DATASET

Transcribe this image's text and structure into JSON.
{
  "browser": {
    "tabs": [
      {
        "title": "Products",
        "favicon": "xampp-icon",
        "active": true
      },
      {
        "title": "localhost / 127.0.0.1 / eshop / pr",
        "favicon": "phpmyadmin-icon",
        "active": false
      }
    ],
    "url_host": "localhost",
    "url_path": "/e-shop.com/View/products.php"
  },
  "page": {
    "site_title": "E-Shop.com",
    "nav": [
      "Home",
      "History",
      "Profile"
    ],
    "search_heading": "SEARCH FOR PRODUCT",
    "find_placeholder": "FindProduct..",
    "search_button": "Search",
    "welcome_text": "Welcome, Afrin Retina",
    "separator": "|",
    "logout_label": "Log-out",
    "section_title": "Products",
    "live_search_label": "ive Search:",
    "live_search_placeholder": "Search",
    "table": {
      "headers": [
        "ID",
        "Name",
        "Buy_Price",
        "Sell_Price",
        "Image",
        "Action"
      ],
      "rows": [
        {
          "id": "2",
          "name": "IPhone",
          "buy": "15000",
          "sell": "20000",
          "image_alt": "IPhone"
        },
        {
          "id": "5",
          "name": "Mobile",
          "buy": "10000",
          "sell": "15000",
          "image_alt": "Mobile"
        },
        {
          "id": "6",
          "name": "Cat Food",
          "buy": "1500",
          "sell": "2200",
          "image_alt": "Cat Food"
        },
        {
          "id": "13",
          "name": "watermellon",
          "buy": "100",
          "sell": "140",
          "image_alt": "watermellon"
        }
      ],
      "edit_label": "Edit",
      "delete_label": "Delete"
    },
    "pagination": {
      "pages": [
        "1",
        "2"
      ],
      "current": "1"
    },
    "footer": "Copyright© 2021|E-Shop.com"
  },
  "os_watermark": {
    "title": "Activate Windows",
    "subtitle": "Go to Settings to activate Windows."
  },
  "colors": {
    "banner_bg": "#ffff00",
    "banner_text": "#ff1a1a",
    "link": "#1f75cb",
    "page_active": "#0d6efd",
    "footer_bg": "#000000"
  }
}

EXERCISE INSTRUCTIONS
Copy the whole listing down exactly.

OUTPUT FOR THIS EXERCISE
Transcribe this image's text and structure into JSON.
{
  "browser": {
    "tabs": [
      {
        "title": "Products",
        "favicon": "xampp-icon",
        "active": true
      },
      {
        "title": "localhost / 127.0.0.1 / eshop / pr",
        "favicon": "phpmyadmin-icon",
        "active": false
      }
    ],
    "url_host": "localhost",
    "url_path": "/e-shop.com/View/products.php"
  },
  "page": {
    "site_title": "E-Shop.com",
    "nav": [
      "Home",
      "History",
      "Profile"
    ],
    "search_heading": "SEARCH FOR PRODUCT",
    "find_placeholder": "FindProduct..",
    "search_button": "Search",
    "welcome_text": "Welcome, Afrin Retina",
    "separator": "|",
    "logout_label": "Log-out",
    "section_title": "Products",
    "live_search_label": "ive Search:",
    "live_search_placeholder": "Search",
    "table": {
      "headers": [
        "ID",
        "Name",
        "Buy_Price",
        "Sell_Price",
        "Image",
        "Action"
      ],
      "rows": [
        {
          "id": "2",
          "name": "IPhone",
          "buy": "15000",
          "sell": "20000",
          "image_alt": "IPhone"
        },
        {
          "id": "5",
          "name": "Mobile",
          "buy": "10000",
          "sell": "15000",
          "image_alt": "Mobile"
        },
        {
          "id": "6",
          "name": "Cat Food",
          "buy": "1500",
          "sell": "2200",
          "image_alt": "Cat Food"
        },
        {
          "id": "13",
          "name": "watermellon",
          "buy": "100",
          "sell": "140",
          "image_alt": "watermellon"
        }
      ],
      "edit_label": "Edit",
      "delete_label": "Delete"
    },
    "pagination": {
      "pages": [
        "1",
        "2"
      ],
      "current": "1"
    },
    "footer": "Copyright© 2021|E-Shop.com"
  },
  "os_watermark": {
    "title": "Activate Windows",
    "subtitle": "Go to Settings to activate Windows."
  },
  "colors": {
    "banner_bg": "#ffff00",
    "banner_text": "#ff1a1a",
    "link": "#1f75cb",
    "page_active": "#0d6efd",
    "footer_bg": "#000000"
  }
}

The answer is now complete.